> _Dataset rows describing interfaces_:

Content starts

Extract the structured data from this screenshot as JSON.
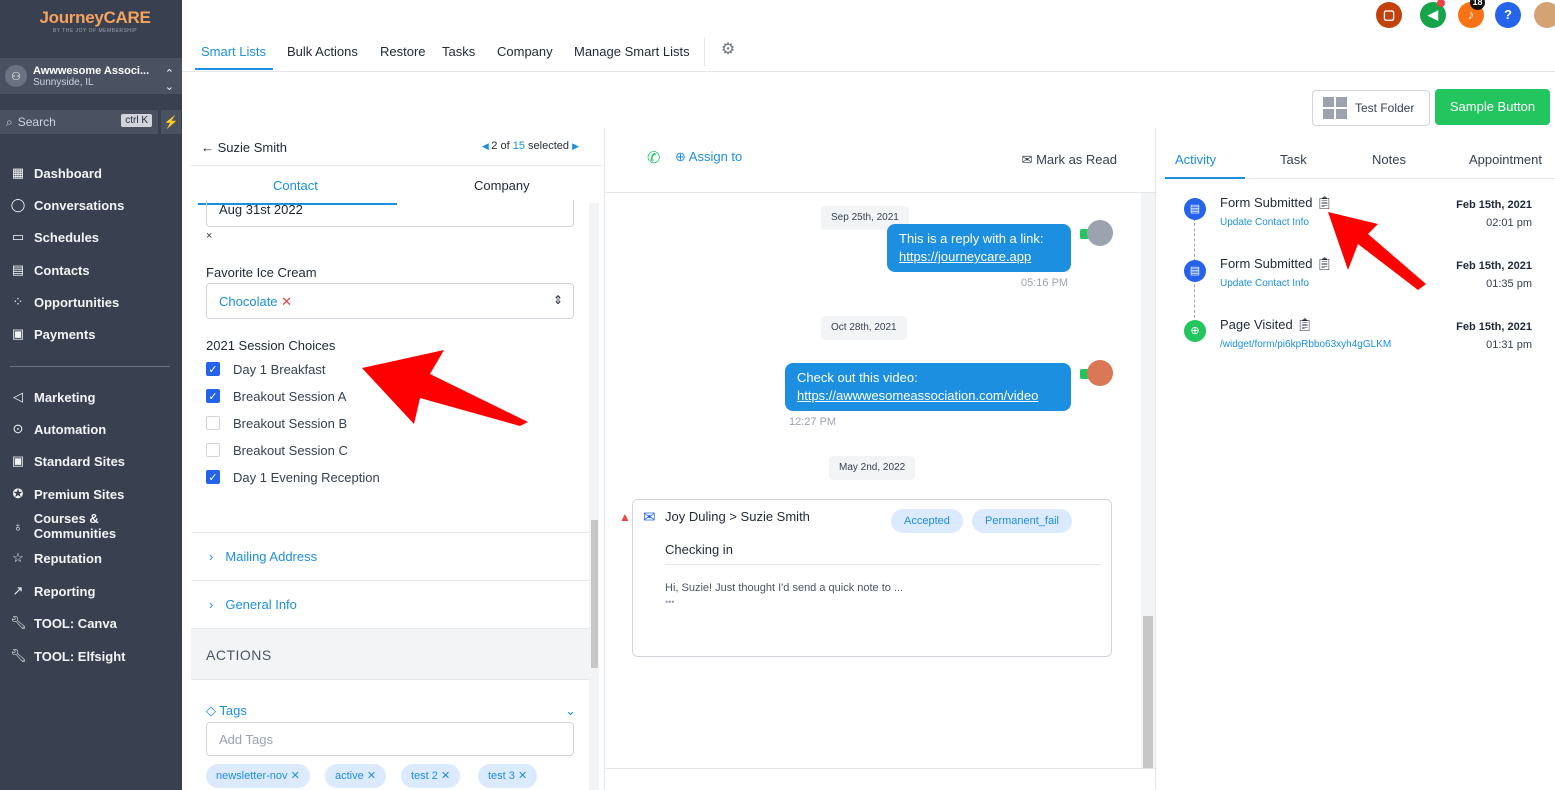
{
  "brand": {
    "logo_text": "JourneyCARE",
    "logo_tagline": "BY THE JOY OF MEMBERSHIP"
  },
  "location": {
    "name": "Awwwesome Associ...",
    "city": "Sunnyside, IL"
  },
  "search": {
    "placeholder": "Search",
    "shortcut": "ctrl K"
  },
  "sidebar": {
    "items": [
      {
        "label": "Dashboard",
        "icon": "dashboard-icon"
      },
      {
        "label": "Conversations",
        "icon": "chat-icon"
      },
      {
        "label": "Schedules",
        "icon": "calendar-icon"
      },
      {
        "label": "Contacts",
        "icon": "contacts-icon"
      },
      {
        "label": "Opportunities",
        "icon": "opportunities-icon"
      },
      {
        "label": "Payments",
        "icon": "payments-icon"
      },
      {
        "label": "Marketing",
        "icon": "send-icon"
      },
      {
        "label": "Automation",
        "icon": "automation-icon"
      },
      {
        "label": "Standard Sites",
        "icon": "site-icon"
      },
      {
        "label": "Premium Sites",
        "icon": "award-icon"
      },
      {
        "label": "Courses & Communities",
        "icon": "courses-icon"
      },
      {
        "label": "Reputation",
        "icon": "star-icon"
      },
      {
        "label": "Reporting",
        "icon": "chart-line-icon"
      },
      {
        "label": "TOOL: Canva",
        "icon": "wrench-icon"
      },
      {
        "label": "TOOL: Elfsight",
        "icon": "wrench-icon"
      }
    ]
  },
  "topnav": {
    "tabs": [
      "Smart Lists",
      "Bulk Actions",
      "Restore",
      "Tasks",
      "Company",
      "Manage Smart Lists"
    ],
    "active": "Smart Lists"
  },
  "notifications": {
    "count": "18"
  },
  "toolbar": {
    "folder_label": "Test Folder",
    "sample_label": "Sample Button"
  },
  "contact": {
    "back_label": "Suzie Smith",
    "pager_prefix": "2 of",
    "pager_count": "15",
    "pager_suffix": "selected",
    "tabs": [
      "Contact",
      "Company"
    ],
    "date_value": "Aug 31st 2022",
    "clear_mark": "×",
    "ice_cream_label": "Favorite Ice Cream",
    "ice_cream_value": "Chocolate",
    "session_label": "2021 Session Choices",
    "sessions": [
      {
        "label": "Day 1 Breakfast",
        "checked": true
      },
      {
        "label": "Breakout Session A",
        "checked": true
      },
      {
        "label": "Breakout Session B",
        "checked": false
      },
      {
        "label": "Breakout Session C",
        "checked": false
      },
      {
        "label": "Day 1 Evening Reception",
        "checked": true
      }
    ],
    "mailing_label": "Mailing Address",
    "general_label": "General Info",
    "actions_label": "ACTIONS",
    "tags_label": "Tags",
    "tags_placeholder": "Add Tags",
    "tags": [
      "newsletter-nov",
      "active",
      "test 2",
      "test 3"
    ]
  },
  "chat": {
    "assign_label": "Assign to",
    "mark_read_label": "Mark as Read",
    "date1": "Sep 25th, 2021",
    "msg1_text": "This is a reply with a link:",
    "msg1_link": "https://journeycare.app",
    "msg1_time": "05:16 PM",
    "date2": "Oct 28th, 2021",
    "msg2_text": "Check out this video:",
    "msg2_link": "https://awwwesomeassociation.com/video",
    "msg2_time": "12:27 PM",
    "date3": "May 2nd, 2022",
    "email_from": "Joy Duling",
    "email_sep": ">",
    "email_to": "Suzie Smith",
    "email_status1": "Accepted",
    "email_status2": "Permanent_fail",
    "email_subject": "Checking in",
    "email_preview": "Hi, Suzie! Just thought I'd send a quick note to ...",
    "email_more": "•••"
  },
  "activity": {
    "tabs": [
      "Activity",
      "Task",
      "Notes",
      "Appointment"
    ],
    "items": [
      {
        "title": "Form Submitted",
        "sub": "Update Contact Info",
        "date": "Feb 15th, 2021",
        "time": "02:01 pm",
        "color": "#2563eb"
      },
      {
        "title": "Form Submitted",
        "sub": "Update Contact Info",
        "date": "Feb 15th, 2021",
        "time": "01:35 pm",
        "color": "#2563eb"
      },
      {
        "title": "Page Visited",
        "sub": "/widget/form/pi6kpRbbo63xyh4gGLKM",
        "date": "Feb 15th, 2021",
        "time": "01:31 pm",
        "color": "#22c55e"
      }
    ]
  },
  "colors": {
    "accent": "#1d8fe1",
    "sidebar": "#394150",
    "success": "#22c55e",
    "annotation": "#ff0000"
  }
}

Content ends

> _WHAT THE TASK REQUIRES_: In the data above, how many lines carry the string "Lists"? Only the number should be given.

> _WRITTEN RESPONSE_: 3